Kristen MacFarlane

My name is Kristen MacFarlane and I am interested in running for a position on the Board of Directors of GISMO again. Every time I attend a GIS event, I’m always struck by how diverse the GIS community is. At the career fair in October, I had the opportunity to register people and just hearing about the wide variety of backgrounds and interests they all had reminded me that GIS is applicable across many different sectors. If elected to the board, I would like to focus on more professional development for people within the field to learn about new tools and technologies that they could use to expand their skill set. Currently, I am the Senior GIS Analyst at the Institute for Children, Poverty, and Homelessness (ICPH), a nonprofit policy research organization. We analyze data involving family homelessness in NYC and across the US, and my role is to create maps and interactive data tools that allow policymakers, educators, and others see trends in homelessness in their area.
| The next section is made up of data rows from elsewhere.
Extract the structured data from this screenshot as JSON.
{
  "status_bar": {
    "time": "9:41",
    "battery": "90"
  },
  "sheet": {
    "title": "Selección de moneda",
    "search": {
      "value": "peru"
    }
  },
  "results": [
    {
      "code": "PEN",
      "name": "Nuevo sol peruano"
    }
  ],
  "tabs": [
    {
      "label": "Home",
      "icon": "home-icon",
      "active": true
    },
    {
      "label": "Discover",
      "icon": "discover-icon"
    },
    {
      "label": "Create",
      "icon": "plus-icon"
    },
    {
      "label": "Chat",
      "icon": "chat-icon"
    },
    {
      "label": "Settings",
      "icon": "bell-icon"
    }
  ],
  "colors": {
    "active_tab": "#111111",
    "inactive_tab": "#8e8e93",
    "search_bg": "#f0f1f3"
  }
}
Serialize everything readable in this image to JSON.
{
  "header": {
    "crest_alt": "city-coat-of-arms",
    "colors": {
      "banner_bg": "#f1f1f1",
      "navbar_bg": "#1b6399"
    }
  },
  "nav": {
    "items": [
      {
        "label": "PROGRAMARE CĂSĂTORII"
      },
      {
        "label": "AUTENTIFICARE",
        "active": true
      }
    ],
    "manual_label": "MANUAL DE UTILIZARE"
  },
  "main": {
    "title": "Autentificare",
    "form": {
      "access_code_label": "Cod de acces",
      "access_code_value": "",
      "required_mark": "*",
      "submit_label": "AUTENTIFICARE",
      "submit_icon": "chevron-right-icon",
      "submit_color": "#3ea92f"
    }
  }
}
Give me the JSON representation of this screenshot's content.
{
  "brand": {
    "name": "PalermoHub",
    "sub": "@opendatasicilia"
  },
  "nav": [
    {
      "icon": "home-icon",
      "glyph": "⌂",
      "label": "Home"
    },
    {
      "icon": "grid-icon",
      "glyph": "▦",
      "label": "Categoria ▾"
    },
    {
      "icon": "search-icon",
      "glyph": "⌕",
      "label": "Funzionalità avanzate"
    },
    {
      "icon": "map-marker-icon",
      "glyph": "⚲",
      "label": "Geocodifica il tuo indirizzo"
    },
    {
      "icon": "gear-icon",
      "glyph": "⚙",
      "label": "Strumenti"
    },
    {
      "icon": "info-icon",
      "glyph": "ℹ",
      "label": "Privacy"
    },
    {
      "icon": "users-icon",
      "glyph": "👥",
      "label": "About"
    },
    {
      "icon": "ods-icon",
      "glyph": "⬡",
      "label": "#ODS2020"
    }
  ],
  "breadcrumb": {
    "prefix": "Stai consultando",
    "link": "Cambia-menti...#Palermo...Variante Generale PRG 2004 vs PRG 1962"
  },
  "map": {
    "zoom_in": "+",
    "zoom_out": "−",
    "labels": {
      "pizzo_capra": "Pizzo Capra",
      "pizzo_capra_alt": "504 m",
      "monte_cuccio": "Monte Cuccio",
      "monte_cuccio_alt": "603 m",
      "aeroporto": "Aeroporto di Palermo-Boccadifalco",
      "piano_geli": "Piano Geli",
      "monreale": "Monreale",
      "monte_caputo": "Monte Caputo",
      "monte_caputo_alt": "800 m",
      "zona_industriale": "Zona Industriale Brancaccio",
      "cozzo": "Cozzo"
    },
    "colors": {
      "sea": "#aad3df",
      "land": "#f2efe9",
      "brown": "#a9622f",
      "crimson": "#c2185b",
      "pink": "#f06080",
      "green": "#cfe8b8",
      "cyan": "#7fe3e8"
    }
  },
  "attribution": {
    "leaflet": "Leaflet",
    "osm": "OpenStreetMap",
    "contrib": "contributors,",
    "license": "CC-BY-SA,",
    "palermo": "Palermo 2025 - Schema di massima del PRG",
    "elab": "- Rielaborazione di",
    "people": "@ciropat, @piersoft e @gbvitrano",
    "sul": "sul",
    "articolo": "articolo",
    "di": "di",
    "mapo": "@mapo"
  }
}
Lisa Palmer


Noreen Whysel


I have been an active member of GISMO since 1992, and have served on the board of directors since 2013 and the steering committee since 1996. I spearheaded many early initiatives including our original “Virtual GISMO” outreach, the gismonyc.org website, listserv, and social media accounts. During the past term, I developed programs that extend our community via partnerships with organizations including the National Geospatial-Intelligence Agency, Technology Transfer Days and the New York City Center for Geospatial Innovation at the Fund for the City of New York. I worked with Amy Jeu to curate the Queens Museum exhibit “Map Mosaic: From Queens to the World” and with Jessie Braden to plan the startup panel for GISMO@25.

In the past year, I also have worked with the Fund for the City of New York to evaluate plans for a 9/11 geospatial archive and to further promote outreach and collaboration among GIS and geospatial oriented communities called COGITO: The Coalition of Geospatial Information Technology Organizations. For 2018, I will continue to develop our relationships with external organizations to support the overall community and develop learning, networking and research opportunities for GISMO members. This has and will continue to include partnering with local events and obtaining discounts for GISMO members. I am a huge proponent of mentoring and wish to continue to support student members via job fairs and other student-oriented activities.


Noreen is Chief of Operations at Decision Fish, a financial literacy application. Her background includes information architecture and management, digital archiving, technology consulting and website development for various government, NGO and business clients. Her favorite projects have a mapping component. She is a MSLIS graduate of Pratt’s School of Information and holds a BA from Columbia University.